Your response should reproduce every line of the entries that contains the word "Peak".

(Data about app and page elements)
# # # #

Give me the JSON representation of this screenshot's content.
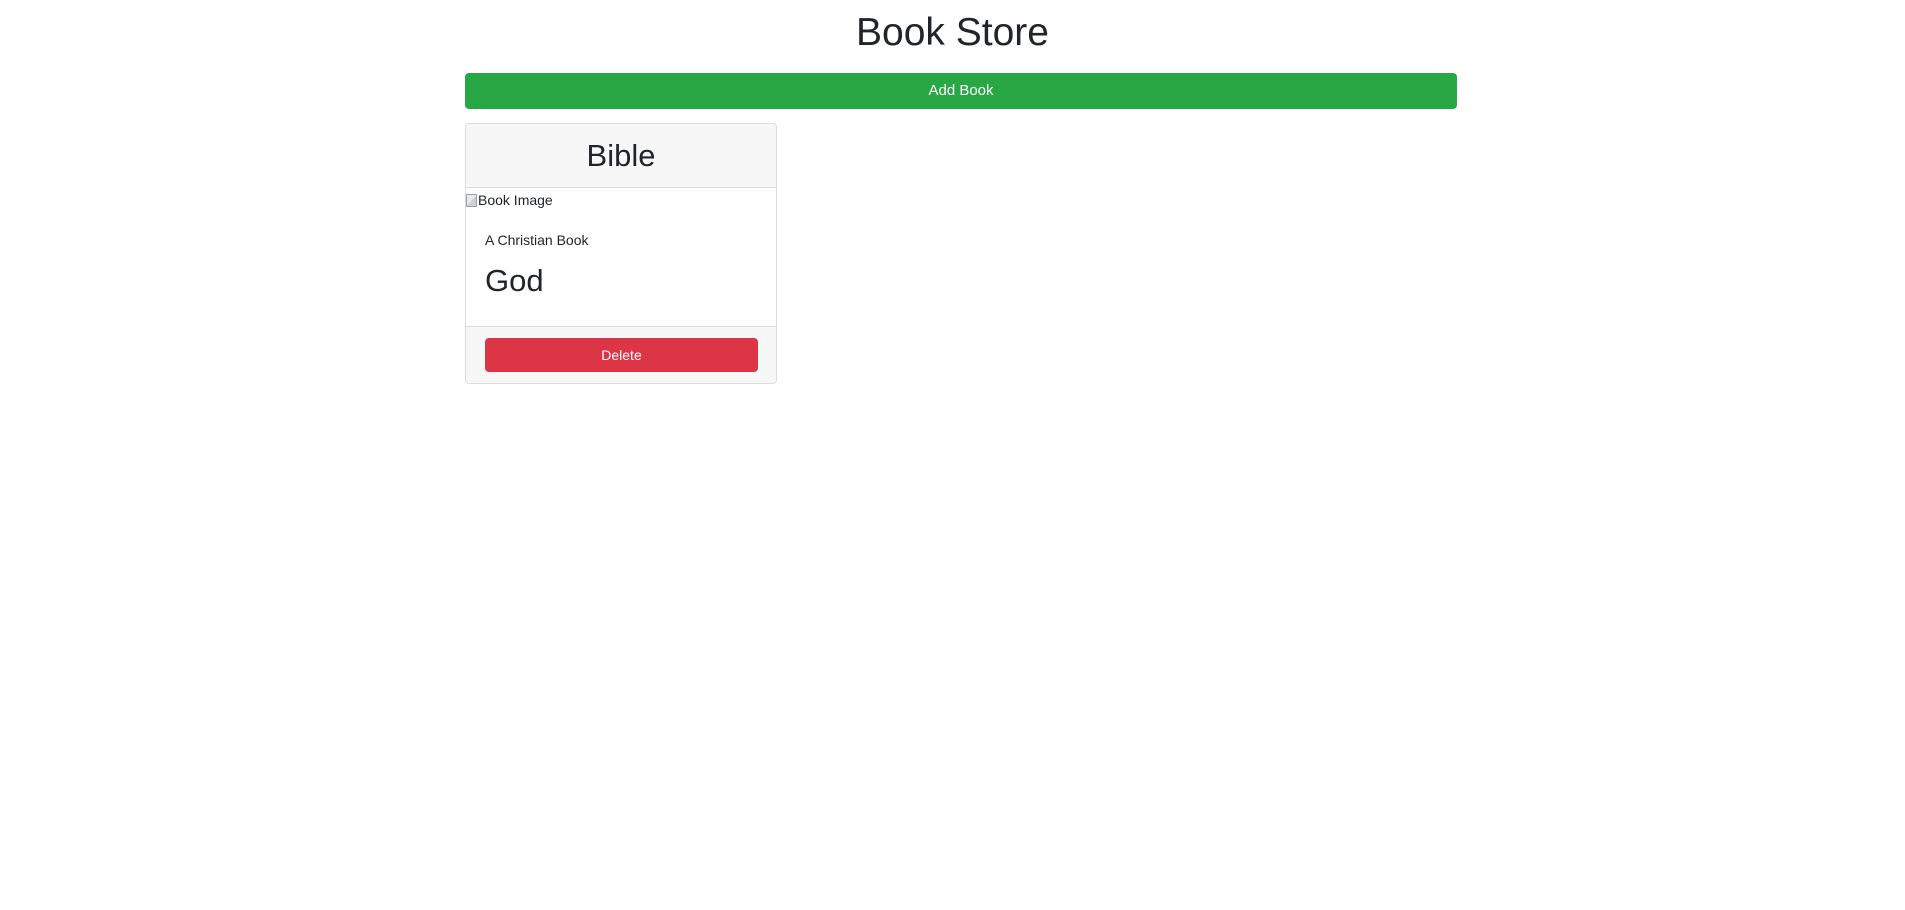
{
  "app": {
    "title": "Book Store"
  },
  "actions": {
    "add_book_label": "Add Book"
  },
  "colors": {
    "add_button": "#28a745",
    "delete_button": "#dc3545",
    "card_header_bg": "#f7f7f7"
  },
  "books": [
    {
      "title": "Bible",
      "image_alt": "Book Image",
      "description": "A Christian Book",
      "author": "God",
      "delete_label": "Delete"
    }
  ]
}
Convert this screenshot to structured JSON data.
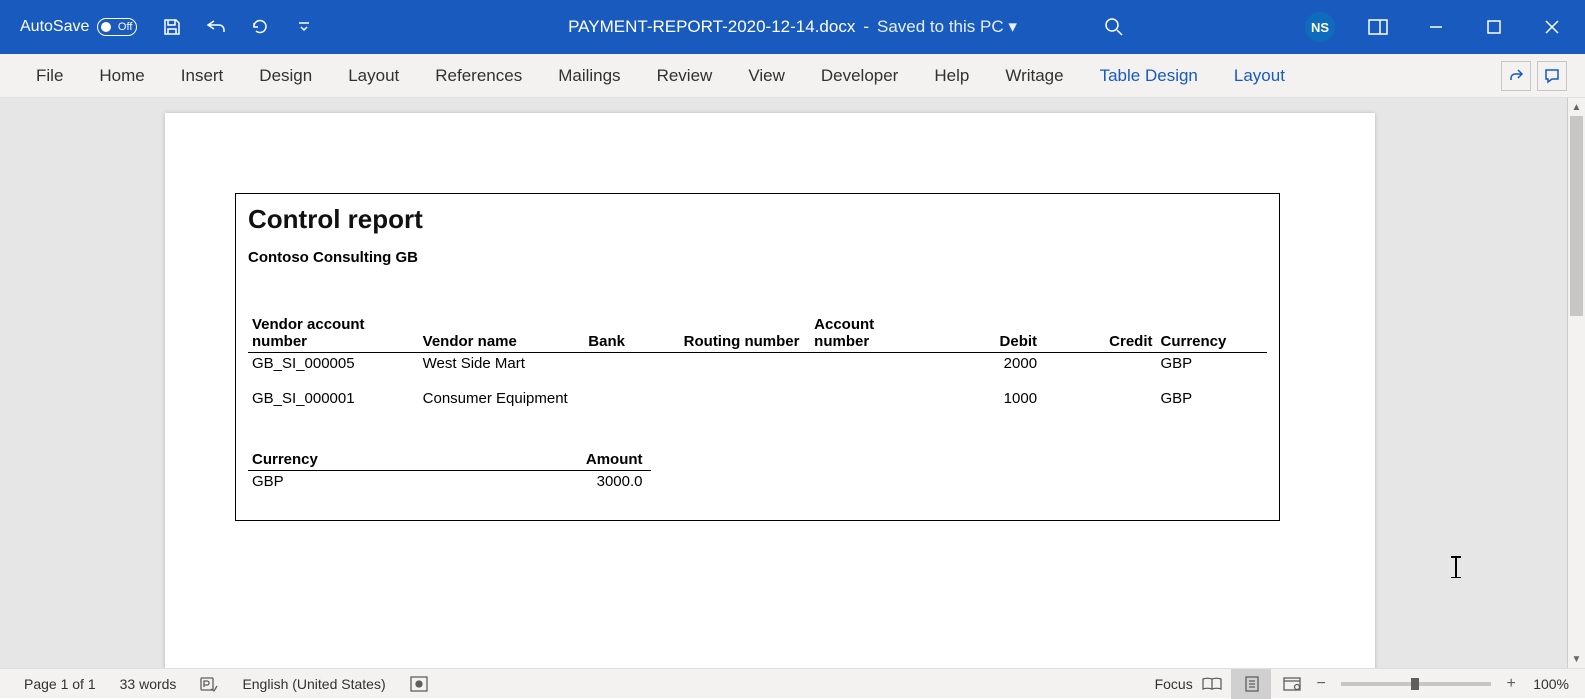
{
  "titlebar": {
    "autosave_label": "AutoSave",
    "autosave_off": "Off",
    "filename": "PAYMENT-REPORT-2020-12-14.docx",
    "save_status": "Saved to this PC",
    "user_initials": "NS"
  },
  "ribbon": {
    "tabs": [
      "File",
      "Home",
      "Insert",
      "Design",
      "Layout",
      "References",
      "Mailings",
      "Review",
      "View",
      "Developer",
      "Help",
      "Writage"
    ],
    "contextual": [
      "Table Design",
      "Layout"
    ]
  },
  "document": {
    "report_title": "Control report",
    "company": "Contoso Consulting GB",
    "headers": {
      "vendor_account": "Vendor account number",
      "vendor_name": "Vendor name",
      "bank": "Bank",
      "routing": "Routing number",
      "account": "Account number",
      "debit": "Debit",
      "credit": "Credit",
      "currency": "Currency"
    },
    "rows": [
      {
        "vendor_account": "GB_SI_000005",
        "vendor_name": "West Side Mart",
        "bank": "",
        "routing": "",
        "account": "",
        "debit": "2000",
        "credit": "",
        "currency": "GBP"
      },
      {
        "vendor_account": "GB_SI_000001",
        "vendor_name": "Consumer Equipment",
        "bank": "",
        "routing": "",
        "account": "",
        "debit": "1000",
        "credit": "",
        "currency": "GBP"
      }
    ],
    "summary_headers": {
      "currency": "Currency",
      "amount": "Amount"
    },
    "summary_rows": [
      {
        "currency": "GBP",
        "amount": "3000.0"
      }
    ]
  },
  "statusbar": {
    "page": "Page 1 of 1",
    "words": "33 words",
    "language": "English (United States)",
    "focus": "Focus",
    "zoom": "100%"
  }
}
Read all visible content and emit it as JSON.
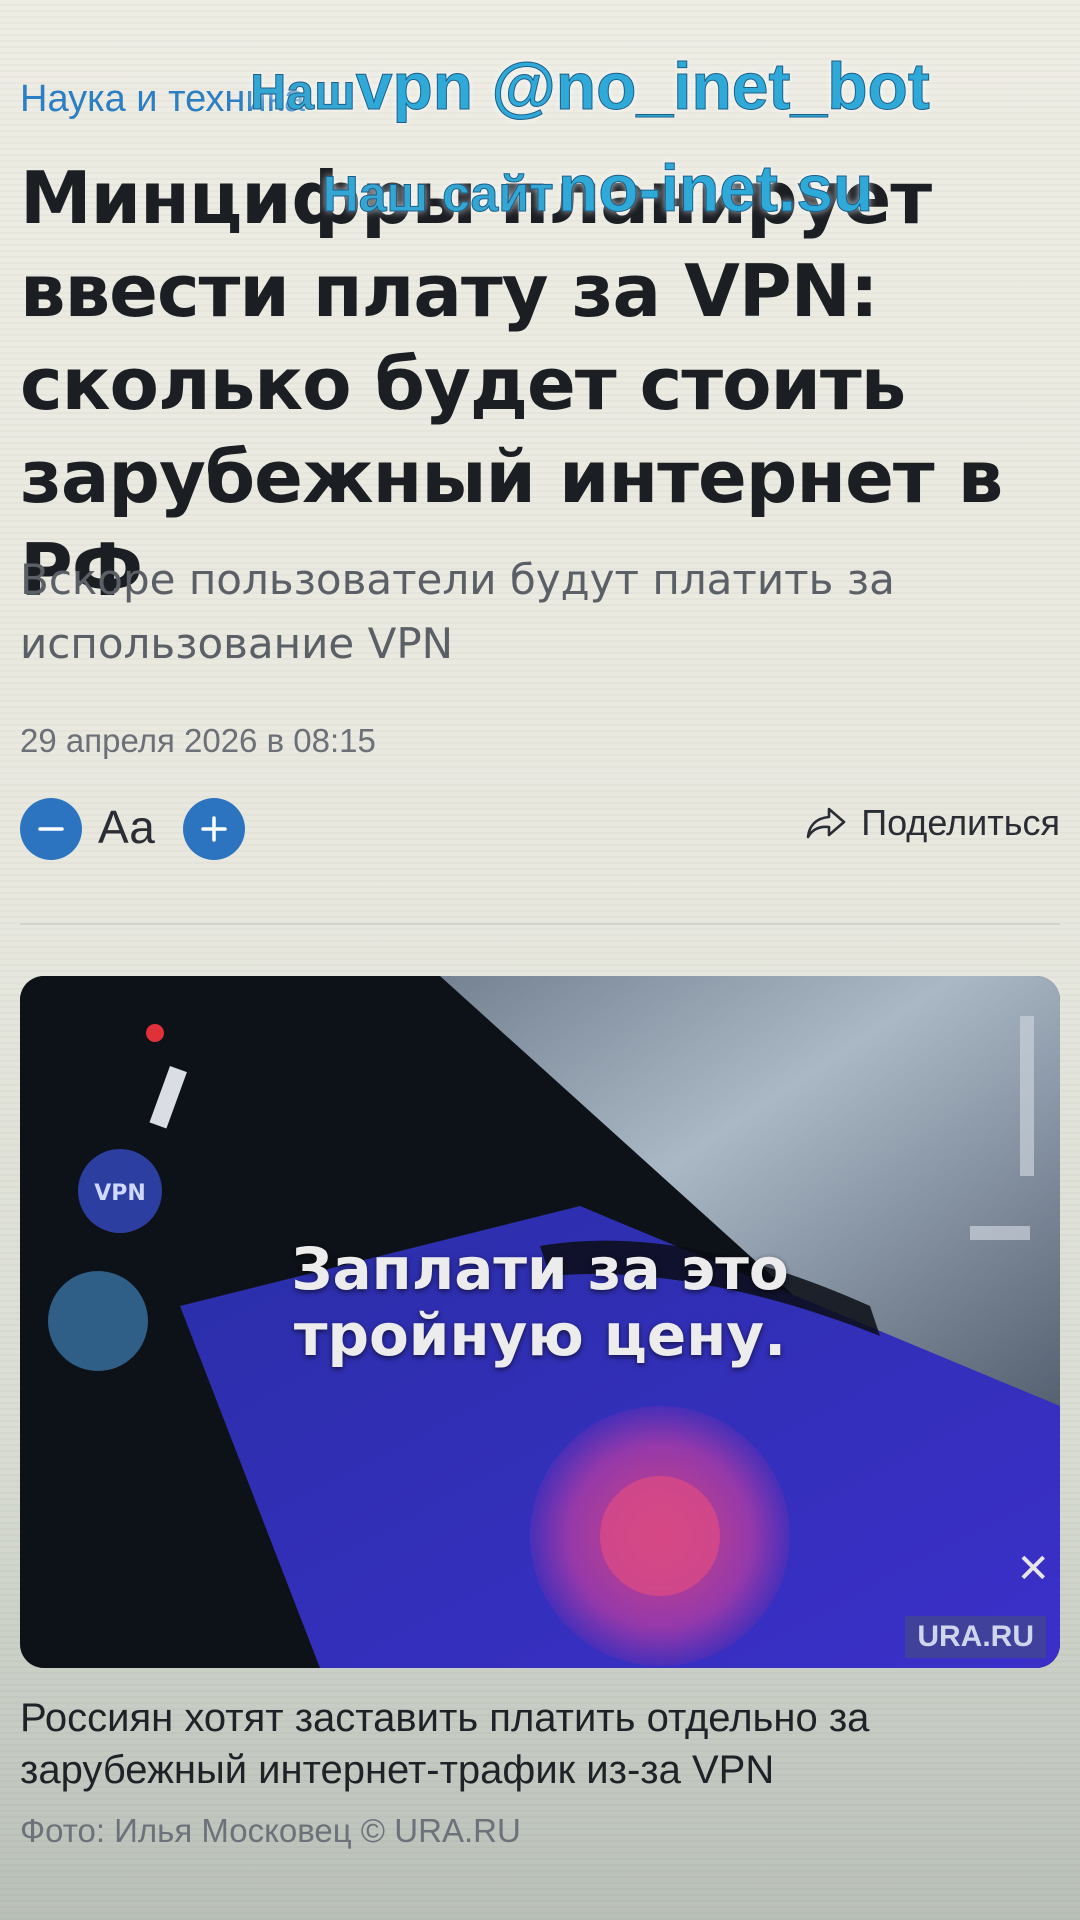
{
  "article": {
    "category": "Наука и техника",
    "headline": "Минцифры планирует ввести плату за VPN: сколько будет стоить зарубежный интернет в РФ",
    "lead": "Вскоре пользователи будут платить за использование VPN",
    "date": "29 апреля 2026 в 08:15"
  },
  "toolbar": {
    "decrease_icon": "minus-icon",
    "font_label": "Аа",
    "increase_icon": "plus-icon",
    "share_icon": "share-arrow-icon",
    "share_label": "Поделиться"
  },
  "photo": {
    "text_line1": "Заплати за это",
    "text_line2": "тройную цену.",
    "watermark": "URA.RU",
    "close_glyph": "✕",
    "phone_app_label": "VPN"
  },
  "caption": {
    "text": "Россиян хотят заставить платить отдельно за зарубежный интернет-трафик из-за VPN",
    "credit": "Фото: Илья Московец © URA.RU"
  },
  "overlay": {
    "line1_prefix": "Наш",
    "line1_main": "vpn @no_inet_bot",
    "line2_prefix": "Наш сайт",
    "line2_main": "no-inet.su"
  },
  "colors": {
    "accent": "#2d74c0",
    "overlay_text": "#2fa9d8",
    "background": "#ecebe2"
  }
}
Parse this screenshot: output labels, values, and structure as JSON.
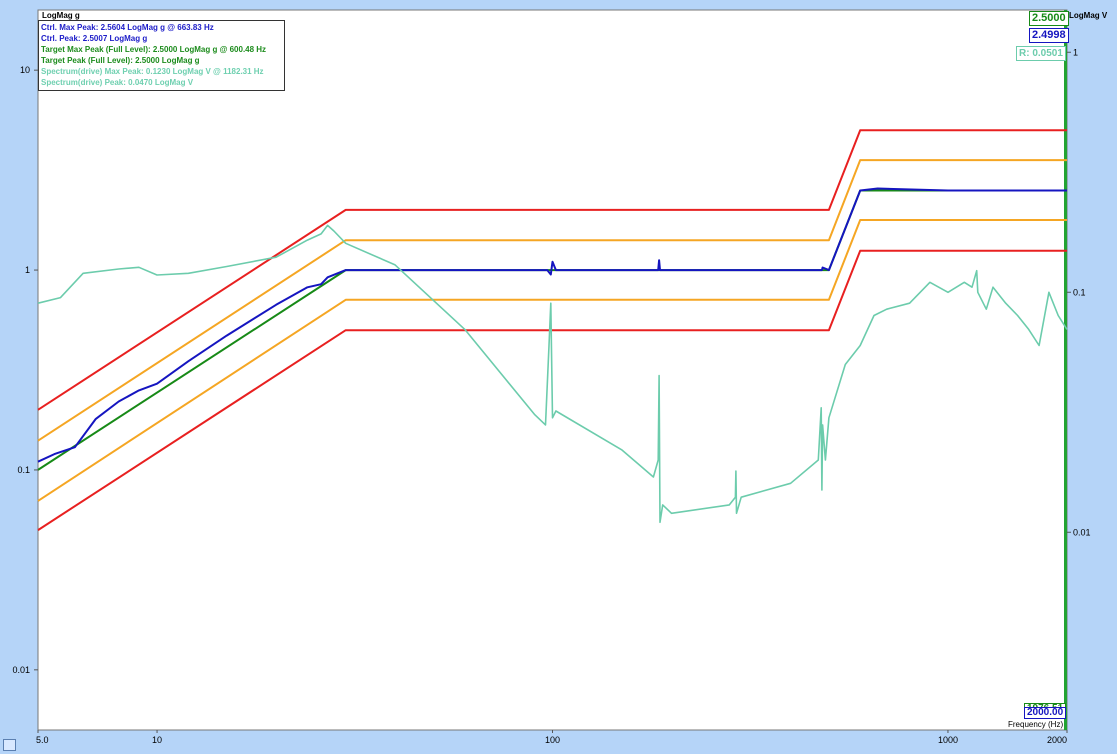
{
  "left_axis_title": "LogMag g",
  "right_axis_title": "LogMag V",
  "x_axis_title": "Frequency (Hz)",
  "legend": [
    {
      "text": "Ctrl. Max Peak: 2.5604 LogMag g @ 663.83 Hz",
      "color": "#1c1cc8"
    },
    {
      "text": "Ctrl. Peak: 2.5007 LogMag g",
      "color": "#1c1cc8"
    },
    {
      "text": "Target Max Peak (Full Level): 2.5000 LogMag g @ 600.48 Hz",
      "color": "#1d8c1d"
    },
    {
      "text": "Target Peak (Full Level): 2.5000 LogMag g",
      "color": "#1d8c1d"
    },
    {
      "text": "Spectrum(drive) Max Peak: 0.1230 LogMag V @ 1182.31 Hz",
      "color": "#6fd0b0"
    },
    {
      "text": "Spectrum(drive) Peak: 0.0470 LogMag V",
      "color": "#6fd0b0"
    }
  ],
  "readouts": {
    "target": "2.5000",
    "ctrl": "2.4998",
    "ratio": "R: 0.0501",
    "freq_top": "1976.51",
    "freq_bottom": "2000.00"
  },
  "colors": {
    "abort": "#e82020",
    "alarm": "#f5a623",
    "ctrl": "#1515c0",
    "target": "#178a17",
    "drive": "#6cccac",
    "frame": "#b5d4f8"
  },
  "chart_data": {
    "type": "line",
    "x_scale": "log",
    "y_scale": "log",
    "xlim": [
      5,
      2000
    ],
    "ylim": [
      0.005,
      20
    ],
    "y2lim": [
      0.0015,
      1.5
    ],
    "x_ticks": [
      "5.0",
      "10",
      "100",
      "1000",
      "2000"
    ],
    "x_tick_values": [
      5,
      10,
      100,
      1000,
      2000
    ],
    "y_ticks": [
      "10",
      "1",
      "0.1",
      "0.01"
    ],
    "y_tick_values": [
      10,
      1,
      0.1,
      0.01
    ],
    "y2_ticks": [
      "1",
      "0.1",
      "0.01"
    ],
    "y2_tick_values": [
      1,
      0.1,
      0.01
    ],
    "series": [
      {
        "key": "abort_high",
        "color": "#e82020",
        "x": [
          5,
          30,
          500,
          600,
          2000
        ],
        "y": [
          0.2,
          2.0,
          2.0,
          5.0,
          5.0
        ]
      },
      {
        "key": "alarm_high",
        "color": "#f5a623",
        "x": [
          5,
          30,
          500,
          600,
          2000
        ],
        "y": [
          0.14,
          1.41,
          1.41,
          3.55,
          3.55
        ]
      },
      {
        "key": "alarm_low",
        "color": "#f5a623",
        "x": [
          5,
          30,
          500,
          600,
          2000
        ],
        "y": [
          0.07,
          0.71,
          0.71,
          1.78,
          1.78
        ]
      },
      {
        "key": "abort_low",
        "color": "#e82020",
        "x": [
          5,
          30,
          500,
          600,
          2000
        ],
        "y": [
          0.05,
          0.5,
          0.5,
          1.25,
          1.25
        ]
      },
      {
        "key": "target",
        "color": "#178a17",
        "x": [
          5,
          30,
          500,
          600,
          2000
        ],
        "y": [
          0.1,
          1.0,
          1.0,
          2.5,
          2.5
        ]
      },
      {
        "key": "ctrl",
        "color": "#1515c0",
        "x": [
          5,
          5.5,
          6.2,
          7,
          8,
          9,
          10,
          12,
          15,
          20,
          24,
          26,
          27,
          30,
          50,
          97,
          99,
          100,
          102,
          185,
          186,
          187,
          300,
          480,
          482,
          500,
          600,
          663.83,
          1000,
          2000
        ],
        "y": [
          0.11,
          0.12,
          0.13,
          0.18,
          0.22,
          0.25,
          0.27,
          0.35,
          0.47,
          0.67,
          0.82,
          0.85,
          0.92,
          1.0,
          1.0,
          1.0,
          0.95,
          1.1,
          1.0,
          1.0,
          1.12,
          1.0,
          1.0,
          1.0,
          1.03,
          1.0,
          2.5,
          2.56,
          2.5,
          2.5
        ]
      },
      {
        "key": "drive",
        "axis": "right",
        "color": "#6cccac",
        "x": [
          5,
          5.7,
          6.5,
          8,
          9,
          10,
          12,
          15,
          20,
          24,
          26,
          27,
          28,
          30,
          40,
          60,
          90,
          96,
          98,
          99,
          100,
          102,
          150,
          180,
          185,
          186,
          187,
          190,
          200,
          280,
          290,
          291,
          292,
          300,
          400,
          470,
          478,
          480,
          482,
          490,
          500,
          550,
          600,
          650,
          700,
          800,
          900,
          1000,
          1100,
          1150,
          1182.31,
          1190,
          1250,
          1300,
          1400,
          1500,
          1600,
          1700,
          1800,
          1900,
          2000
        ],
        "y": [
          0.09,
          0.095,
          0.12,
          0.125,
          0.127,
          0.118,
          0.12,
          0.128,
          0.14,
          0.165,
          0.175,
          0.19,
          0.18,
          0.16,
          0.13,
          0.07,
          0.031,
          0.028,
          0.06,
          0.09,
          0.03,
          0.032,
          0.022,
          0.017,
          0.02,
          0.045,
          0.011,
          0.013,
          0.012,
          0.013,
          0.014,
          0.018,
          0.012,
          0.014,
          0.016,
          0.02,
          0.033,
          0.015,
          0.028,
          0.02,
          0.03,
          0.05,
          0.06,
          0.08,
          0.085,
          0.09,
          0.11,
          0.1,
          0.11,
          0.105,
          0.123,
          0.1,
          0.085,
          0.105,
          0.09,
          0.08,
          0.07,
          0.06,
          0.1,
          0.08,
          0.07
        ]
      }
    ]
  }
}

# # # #

= RESPONSE TO THIS EXERCISE =
      "text": "Ctrl. Max Peak: 2.5604 LogMag g @ 663.83 Hz",
      "text": "Ctrl. Peak: 2.5007 LogMag g",
      "text": "Target Max Peak (Full Level): 2.5000 LogMag g @ 600.48 Hz",
      "text": "Target Peak (Full Level): 2.5000 LogMag g",
      "text": "Spectrum(drive) Max Peak: 0.1230 LogMag V @ 1182.31 Hz",
      "text": "Spectrum(drive) Peak: 0.0470 LogMag V",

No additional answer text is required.